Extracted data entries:
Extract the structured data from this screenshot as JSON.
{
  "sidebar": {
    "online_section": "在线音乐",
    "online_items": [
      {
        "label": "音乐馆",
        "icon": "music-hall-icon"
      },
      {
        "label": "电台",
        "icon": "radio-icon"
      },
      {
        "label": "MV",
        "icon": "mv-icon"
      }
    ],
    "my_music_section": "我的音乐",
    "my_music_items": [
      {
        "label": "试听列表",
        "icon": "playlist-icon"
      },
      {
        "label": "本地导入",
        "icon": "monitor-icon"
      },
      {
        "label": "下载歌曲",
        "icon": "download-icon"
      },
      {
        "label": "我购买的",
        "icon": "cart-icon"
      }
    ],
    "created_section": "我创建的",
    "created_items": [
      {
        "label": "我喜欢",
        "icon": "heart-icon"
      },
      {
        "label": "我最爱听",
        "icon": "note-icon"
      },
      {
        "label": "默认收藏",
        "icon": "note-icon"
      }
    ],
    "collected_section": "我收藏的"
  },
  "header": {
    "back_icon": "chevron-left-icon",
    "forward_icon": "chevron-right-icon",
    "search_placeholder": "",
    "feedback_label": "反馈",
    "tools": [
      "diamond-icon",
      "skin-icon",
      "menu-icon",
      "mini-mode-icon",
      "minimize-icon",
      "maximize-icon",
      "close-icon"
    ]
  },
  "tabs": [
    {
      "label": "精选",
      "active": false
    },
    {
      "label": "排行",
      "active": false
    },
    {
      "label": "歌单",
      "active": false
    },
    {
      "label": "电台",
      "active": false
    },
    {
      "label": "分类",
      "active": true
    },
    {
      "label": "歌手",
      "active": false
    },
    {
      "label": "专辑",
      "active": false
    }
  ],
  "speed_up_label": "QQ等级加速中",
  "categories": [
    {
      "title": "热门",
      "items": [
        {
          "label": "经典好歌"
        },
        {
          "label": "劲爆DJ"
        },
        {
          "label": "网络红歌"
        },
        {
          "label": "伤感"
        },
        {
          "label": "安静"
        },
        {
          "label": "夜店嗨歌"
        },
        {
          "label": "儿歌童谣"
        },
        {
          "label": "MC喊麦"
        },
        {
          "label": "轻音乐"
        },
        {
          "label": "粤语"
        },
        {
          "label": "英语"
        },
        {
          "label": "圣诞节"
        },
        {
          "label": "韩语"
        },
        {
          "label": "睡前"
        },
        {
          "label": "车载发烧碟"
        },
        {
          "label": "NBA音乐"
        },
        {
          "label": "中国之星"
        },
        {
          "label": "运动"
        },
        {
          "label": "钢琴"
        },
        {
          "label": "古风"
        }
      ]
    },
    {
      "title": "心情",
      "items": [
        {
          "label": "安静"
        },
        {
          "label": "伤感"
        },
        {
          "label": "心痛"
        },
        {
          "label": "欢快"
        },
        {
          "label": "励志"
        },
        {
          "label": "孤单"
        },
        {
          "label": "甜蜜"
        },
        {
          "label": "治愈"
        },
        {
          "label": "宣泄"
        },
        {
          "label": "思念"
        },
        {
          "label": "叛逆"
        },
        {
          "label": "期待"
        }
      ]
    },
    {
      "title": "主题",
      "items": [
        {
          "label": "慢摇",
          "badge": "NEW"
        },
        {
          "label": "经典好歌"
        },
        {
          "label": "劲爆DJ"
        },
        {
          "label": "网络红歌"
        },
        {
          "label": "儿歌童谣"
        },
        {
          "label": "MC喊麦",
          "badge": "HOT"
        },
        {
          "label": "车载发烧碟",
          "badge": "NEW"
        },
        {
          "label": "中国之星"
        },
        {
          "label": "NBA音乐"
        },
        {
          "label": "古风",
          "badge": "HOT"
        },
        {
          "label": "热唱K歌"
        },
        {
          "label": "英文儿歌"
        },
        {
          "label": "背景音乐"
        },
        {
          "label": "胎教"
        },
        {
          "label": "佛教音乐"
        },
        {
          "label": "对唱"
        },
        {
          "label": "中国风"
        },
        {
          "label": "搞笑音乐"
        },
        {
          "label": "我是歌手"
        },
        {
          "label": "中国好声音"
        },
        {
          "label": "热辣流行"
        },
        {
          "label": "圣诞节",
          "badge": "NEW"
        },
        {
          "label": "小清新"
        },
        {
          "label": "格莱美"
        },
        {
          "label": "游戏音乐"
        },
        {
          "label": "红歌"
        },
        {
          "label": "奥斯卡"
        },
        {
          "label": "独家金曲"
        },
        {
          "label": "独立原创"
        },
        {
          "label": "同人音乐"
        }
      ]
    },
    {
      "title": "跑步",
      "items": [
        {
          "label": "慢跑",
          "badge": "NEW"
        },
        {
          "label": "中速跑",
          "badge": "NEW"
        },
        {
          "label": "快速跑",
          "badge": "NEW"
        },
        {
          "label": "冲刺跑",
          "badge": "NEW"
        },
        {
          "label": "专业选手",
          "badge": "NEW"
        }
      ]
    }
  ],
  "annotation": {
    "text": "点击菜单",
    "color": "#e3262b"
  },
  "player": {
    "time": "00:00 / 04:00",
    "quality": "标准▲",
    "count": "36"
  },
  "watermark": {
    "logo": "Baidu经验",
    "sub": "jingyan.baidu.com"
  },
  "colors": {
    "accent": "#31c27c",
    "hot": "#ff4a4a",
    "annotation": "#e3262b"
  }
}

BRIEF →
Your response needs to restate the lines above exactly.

WORKED SOLUTION →
Extract the structured data from this screenshot as JSON.
{
  "sidebar": {
    "online_section": "在线音乐",
    "online_items": [
      {
        "label": "音乐馆",
        "icon": "music-hall-icon"
      },
      {
        "label": "电台",
        "icon": "radio-icon"
      },
      {
        "label": "MV",
        "icon": "mv-icon"
      }
    ],
    "my_music_section": "我的音乐",
    "my_music_items": [
      {
        "label": "试听列表",
        "icon": "playlist-icon"
      },
      {
        "label": "本地导入",
        "icon": "monitor-icon"
      },
      {
        "label": "下载歌曲",
        "icon": "download-icon"
      },
      {
        "label": "我购买的",
        "icon": "cart-icon"
      }
    ],
    "created_section": "我创建的",
    "created_items": [
      {
        "label": "我喜欢",
        "icon": "heart-icon"
      },
      {
        "label": "我最爱听",
        "icon": "note-icon"
      },
      {
        "label": "默认收藏",
        "icon": "note-icon"
      }
    ],
    "collected_section": "我收藏的"
  },
  "header": {
    "back_icon": "chevron-left-icon",
    "forward_icon": "chevron-right-icon",
    "search_placeholder": "",
    "feedback_label": "反馈",
    "tools": [
      "diamond-icon",
      "skin-icon",
      "menu-icon",
      "mini-mode-icon",
      "minimize-icon",
      "maximize-icon",
      "close-icon"
    ]
  },
  "tabs": [
    {
      "label": "精选",
      "active": false
    },
    {
      "label": "排行",
      "active": false
    },
    {
      "label": "歌单",
      "active": false
    },
    {
      "label": "电台",
      "active": false
    },
    {
      "label": "分类",
      "active": true
    },
    {
      "label": "歌手",
      "active": false
    },
    {
      "label": "专辑",
      "active": false
    }
  ],
  "speed_up_label": "QQ等级加速中",
  "categories": [
    {
      "title": "热门",
      "items": [
        {
          "label": "经典好歌"
        },
        {
          "label": "劲爆DJ"
        },
        {
          "label": "网络红歌"
        },
        {
          "label": "伤感"
        },
        {
          "label": "安静"
        },
        {
          "label": "夜店嗨歌"
        },
        {
          "label": "儿歌童谣"
        },
        {
          "label": "MC喊麦"
        },
        {
          "label": "轻音乐"
        },
        {
          "label": "粤语"
        },
        {
          "label": "英语"
        },
        {
          "label": "圣诞节"
        },
        {
          "label": "韩语"
        },
        {
          "label": "睡前"
        },
        {
          "label": "车载发烧碟"
        },
        {
          "label": "NBA音乐"
        },
        {
          "label": "中国之星"
        },
        {
          "label": "运动"
        },
        {
          "label": "钢琴"
        },
        {
          "label": "古风"
        }
      ]
    },
    {
      "title": "心情",
      "items": [
        {
          "label": "安静"
        },
        {
          "label": "伤感"
        },
        {
          "label": "心痛"
        },
        {
          "label": "欢快"
        },
        {
          "label": "励志"
        },
        {
          "label": "孤单"
        },
        {
          "label": "甜蜜"
        },
        {
          "label": "治愈"
        },
        {
          "label": "宣泄"
        },
        {
          "label": "思念"
        },
        {
          "label": "叛逆"
        },
        {
          "label": "期待"
        }
      ]
    },
    {
      "title": "主题",
      "items": [
        {
          "label": "慢摇",
          "badge": "NEW"
        },
        {
          "label": "经典好歌"
        },
        {
          "label": "劲爆DJ"
        },
        {
          "label": "网络红歌"
        },
        {
          "label": "儿歌童谣"
        },
        {
          "label": "MC喊麦",
          "badge": "HOT"
        },
        {
          "label": "车载发烧碟",
          "badge": "NEW"
        },
        {
          "label": "中国之星"
        },
        {
          "label": "NBA音乐"
        },
        {
          "label": "古风",
          "badge": "HOT"
        },
        {
          "label": "热唱K歌"
        },
        {
          "label": "英文儿歌"
        },
        {
          "label": "背景音乐"
        },
        {
          "label": "胎教"
        },
        {
          "label": "佛教音乐"
        },
        {
          "label": "对唱"
        },
        {
          "label": "中国风"
        },
        {
          "label": "搞笑音乐"
        },
        {
          "label": "我是歌手"
        },
        {
          "label": "中国好声音"
        },
        {
          "label": "热辣流行"
        },
        {
          "label": "圣诞节",
          "badge": "NEW"
        },
        {
          "label": "小清新"
        },
        {
          "label": "格莱美"
        },
        {
          "label": "游戏音乐"
        },
        {
          "label": "红歌"
        },
        {
          "label": "奥斯卡"
        },
        {
          "label": "独家金曲"
        },
        {
          "label": "独立原创"
        },
        {
          "label": "同人音乐"
        }
      ]
    },
    {
      "title": "跑步",
      "items": [
        {
          "label": "慢跑",
          "badge": "NEW"
        },
        {
          "label": "中速跑",
          "badge": "NEW"
        },
        {
          "label": "快速跑",
          "badge": "NEW"
        },
        {
          "label": "冲刺跑",
          "badge": "NEW"
        },
        {
          "label": "专业选手",
          "badge": "NEW"
        }
      ]
    }
  ],
  "annotation": {
    "text": "点击菜单",
    "color": "#e3262b"
  },
  "player": {
    "time": "00:00 / 04:00",
    "quality": "标准▲",
    "count": "36"
  },
  "watermark": {
    "logo": "Baidu经验",
    "sub": "jingyan.baidu.com"
  },
  "colors": {
    "accent": "#31c27c",
    "hot": "#ff4a4a",
    "annotation": "#e3262b"
  }
}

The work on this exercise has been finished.